Michael Manley is elected president of the PNP. He received 376 votes to Vivian Blake’s 155. Before the end of February, Michael Manley was appointed Leader of the Opposition.
There was uproar in Parliament as the Opposition questioned the day apart elections from the March 17 by-election in South East St. Ann, one day to the Local Government elections the following day. The JLP got around it, by withdrawing their local government candidates in South East St. Ann, giving those six seats unopposed to the PNP.
Local government election day. The JLP wins the election.
PNP Youth Organisation has its first public activity. Youth speakers include Sheldon McDonald, Ruel Cooke and Paul Burke.
P.J. Patterson, under the campaign slogan ‘young, gifted and black’ wins the by-election in South East Westmoreland, retaining the seat for the PNP and succeeding the late Maxwell Carey.
The PNP wins a landslide in the general elections, thirty-seven (37) constituencies to the JLP’s sixteen (16). Michael Manley is sworn in as Prime Minister, two days later. This victory comes, notwithstanding the fact that Jamaicans under 24 years of age were disenfranchised as the then JLP Government had refused to carry out any new registration of voters for a number of years, thus disenfranchising thousands of Jamaican young people.

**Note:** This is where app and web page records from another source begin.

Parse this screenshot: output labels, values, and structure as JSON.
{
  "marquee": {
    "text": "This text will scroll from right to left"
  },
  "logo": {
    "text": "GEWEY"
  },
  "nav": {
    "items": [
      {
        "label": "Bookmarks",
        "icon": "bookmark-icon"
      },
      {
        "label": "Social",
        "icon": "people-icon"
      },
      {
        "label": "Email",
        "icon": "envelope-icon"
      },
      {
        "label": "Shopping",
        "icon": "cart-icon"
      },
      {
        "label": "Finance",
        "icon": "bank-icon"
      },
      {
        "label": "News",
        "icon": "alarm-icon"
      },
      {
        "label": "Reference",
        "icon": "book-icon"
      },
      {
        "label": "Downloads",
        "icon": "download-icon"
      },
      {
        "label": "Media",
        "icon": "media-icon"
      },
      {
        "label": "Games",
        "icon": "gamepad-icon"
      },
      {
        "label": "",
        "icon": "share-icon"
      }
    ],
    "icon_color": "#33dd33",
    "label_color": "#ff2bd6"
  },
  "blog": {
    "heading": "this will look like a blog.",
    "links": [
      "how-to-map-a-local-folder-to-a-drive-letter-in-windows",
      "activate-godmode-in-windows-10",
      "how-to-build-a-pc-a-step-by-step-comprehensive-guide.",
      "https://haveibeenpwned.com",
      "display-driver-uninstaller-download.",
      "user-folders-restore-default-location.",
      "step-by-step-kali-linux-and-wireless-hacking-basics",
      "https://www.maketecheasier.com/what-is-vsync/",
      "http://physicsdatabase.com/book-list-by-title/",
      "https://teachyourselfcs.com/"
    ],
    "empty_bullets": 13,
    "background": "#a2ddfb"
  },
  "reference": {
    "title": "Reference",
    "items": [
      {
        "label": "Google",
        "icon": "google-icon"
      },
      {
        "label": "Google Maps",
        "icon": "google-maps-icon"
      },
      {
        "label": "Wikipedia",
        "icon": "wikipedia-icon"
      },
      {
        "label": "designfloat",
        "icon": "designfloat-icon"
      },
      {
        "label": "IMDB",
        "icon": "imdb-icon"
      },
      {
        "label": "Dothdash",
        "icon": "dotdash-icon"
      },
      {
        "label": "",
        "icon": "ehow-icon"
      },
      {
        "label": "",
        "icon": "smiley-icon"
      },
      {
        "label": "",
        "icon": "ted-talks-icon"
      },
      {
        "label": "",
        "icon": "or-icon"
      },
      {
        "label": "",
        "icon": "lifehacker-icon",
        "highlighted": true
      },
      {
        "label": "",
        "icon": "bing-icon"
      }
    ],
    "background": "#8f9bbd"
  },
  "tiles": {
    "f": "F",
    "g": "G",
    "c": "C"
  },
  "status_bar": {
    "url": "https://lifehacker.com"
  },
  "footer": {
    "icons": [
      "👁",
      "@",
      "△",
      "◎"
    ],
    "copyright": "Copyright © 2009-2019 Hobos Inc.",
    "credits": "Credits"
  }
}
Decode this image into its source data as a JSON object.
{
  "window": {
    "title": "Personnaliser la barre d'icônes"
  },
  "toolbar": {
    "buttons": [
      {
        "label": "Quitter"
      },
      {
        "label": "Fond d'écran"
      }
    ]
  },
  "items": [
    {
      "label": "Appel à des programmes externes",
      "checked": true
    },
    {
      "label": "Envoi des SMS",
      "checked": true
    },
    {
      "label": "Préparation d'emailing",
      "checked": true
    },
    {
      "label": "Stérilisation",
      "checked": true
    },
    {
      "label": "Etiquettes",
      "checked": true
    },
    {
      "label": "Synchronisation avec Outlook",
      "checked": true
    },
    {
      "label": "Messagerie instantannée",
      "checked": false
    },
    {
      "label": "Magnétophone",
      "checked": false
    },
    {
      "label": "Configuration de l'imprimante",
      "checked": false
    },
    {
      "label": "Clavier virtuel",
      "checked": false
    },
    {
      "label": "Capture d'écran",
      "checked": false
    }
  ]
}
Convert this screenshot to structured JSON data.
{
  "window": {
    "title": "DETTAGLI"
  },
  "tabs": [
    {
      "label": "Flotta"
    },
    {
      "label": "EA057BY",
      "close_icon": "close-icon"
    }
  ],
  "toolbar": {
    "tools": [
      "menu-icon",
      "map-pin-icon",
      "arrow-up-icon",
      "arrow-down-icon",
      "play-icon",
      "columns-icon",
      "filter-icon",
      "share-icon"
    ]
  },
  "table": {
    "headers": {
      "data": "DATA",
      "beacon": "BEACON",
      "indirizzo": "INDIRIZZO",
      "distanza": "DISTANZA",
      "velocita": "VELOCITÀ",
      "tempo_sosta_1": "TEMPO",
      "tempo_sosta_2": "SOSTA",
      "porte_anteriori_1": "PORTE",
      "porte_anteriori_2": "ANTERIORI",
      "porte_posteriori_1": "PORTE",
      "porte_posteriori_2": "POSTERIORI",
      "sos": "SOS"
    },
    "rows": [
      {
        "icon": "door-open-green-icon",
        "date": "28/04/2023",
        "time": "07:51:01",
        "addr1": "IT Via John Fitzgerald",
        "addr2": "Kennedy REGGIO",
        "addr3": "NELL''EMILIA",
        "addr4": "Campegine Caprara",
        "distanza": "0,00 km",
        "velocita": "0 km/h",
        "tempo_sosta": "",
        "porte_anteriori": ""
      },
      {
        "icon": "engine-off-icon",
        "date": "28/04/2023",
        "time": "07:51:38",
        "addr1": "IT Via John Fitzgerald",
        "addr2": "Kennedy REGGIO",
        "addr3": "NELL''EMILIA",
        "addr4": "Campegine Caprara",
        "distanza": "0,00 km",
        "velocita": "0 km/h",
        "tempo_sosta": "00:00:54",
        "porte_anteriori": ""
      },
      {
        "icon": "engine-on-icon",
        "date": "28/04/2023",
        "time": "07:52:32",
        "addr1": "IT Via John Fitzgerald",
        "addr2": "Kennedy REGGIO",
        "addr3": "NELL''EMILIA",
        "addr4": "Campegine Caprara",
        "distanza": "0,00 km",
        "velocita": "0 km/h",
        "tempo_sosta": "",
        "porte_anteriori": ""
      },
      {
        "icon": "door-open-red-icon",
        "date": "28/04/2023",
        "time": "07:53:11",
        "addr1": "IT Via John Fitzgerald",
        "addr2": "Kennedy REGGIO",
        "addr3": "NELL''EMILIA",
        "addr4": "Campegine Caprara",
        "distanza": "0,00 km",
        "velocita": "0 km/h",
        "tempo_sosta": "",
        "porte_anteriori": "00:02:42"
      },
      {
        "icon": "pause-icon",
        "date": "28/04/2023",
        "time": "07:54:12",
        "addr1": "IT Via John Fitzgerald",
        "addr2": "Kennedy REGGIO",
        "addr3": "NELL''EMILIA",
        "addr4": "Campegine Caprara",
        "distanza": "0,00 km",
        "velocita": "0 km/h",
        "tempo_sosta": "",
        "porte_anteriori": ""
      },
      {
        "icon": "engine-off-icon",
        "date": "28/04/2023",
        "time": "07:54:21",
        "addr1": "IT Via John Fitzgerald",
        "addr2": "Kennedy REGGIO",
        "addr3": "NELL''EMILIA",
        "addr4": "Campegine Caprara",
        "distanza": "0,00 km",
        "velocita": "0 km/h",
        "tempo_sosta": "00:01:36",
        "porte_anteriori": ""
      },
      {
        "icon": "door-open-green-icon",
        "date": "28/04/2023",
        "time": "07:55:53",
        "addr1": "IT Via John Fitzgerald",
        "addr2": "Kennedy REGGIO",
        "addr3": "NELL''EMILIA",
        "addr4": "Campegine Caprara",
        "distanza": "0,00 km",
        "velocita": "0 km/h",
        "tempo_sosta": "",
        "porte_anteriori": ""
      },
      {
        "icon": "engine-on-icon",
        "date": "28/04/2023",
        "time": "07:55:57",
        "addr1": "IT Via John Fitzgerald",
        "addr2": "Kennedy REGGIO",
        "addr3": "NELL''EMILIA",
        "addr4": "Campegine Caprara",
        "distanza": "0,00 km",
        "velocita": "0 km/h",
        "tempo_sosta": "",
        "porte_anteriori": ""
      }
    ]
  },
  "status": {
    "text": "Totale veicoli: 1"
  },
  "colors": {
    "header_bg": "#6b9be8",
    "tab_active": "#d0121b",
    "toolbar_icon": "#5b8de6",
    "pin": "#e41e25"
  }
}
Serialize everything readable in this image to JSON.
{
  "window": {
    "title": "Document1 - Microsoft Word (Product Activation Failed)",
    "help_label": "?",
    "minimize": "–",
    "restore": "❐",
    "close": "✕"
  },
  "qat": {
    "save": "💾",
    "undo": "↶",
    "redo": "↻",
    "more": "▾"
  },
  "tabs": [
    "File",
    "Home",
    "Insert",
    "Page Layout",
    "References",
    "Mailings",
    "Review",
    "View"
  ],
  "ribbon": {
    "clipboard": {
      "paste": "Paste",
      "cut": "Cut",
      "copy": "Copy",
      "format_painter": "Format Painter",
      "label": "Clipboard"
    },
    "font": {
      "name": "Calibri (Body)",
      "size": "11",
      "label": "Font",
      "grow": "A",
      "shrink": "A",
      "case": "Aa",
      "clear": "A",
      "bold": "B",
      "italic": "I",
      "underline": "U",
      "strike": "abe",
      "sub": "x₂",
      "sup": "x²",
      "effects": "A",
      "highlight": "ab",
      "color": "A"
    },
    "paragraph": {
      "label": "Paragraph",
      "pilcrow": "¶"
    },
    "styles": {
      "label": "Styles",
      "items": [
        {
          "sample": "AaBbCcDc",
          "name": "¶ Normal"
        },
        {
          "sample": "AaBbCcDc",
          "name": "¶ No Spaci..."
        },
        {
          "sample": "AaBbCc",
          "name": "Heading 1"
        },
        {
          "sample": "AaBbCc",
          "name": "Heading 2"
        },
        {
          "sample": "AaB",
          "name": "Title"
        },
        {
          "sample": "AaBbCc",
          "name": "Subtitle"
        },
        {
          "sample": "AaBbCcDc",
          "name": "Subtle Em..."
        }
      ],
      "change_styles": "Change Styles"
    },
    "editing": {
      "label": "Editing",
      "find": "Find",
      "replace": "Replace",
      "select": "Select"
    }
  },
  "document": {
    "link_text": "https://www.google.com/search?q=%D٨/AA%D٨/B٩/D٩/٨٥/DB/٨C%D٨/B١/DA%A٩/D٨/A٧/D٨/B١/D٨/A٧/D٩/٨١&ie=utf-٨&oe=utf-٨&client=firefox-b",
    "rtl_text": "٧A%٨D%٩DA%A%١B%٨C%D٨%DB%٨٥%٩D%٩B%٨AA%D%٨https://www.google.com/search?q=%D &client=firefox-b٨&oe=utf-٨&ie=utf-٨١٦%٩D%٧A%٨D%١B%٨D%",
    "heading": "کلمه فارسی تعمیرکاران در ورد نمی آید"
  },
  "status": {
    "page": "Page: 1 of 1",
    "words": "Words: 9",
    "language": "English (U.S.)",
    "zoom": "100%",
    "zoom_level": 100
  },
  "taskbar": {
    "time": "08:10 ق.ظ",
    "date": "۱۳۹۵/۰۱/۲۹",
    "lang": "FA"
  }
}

Among those MP’s still alive today are, Comrades P.J. Patterson, Westmoreland South Eastern: Desmond Leaky, Trelawny Northern; Francis Tulloch, St. James Central; and Mel Brown, St. Elizabeth, South Western.